• Problem description: The required output is the complete data, repeated without alteration.

• Entries supplied:

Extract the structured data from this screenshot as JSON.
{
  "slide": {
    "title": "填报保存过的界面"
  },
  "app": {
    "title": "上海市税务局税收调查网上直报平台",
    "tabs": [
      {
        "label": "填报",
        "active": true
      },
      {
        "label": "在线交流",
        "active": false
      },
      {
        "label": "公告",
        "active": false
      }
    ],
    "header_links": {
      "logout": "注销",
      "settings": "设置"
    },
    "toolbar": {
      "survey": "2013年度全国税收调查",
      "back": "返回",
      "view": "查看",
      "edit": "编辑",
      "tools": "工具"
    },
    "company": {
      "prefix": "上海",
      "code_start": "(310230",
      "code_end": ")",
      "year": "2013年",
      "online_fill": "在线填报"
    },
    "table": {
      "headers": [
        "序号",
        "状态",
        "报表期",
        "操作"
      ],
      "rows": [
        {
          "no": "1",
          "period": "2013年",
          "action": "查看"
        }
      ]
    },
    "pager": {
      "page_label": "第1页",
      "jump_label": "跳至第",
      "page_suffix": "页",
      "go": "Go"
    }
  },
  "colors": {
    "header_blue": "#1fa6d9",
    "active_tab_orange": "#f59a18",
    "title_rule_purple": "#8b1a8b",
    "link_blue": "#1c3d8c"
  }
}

• Task response:
Extract the structured data from this screenshot as JSON.
{
  "slide": {
    "title": "填报保存过的界面"
  },
  "app": {
    "title": "上海市税务局税收调查网上直报平台",
    "tabs": [
      {
        "label": "填报",
        "active": true
      },
      {
        "label": "在线交流",
        "active": false
      },
      {
        "label": "公告",
        "active": false
      }
    ],
    "header_links": {
      "logout": "注销",
      "settings": "设置"
    },
    "toolbar": {
      "survey": "2013年度全国税收调查",
      "back": "返回",
      "view": "查看",
      "edit": "编辑",
      "tools": "工具"
    },
    "company": {
      "prefix": "上海",
      "code_start": "(310230",
      "code_end": ")",
      "year": "2013年",
      "online_fill": "在线填报"
    },
    "table": {
      "headers": [
        "序号",
        "状态",
        "报表期",
        "操作"
      ],
      "rows": [
        {
          "no": "1",
          "period": "2013年",
          "action": "查看"
        }
      ]
    },
    "pager": {
      "page_label": "第1页",
      "jump_label": "跳至第",
      "page_suffix": "页",
      "go": "Go"
    }
  },
  "colors": {
    "header_blue": "#1fa6d9",
    "active_tab_orange": "#f59a18",
    "title_rule_purple": "#8b1a8b",
    "link_blue": "#1c3d8c"
  }
}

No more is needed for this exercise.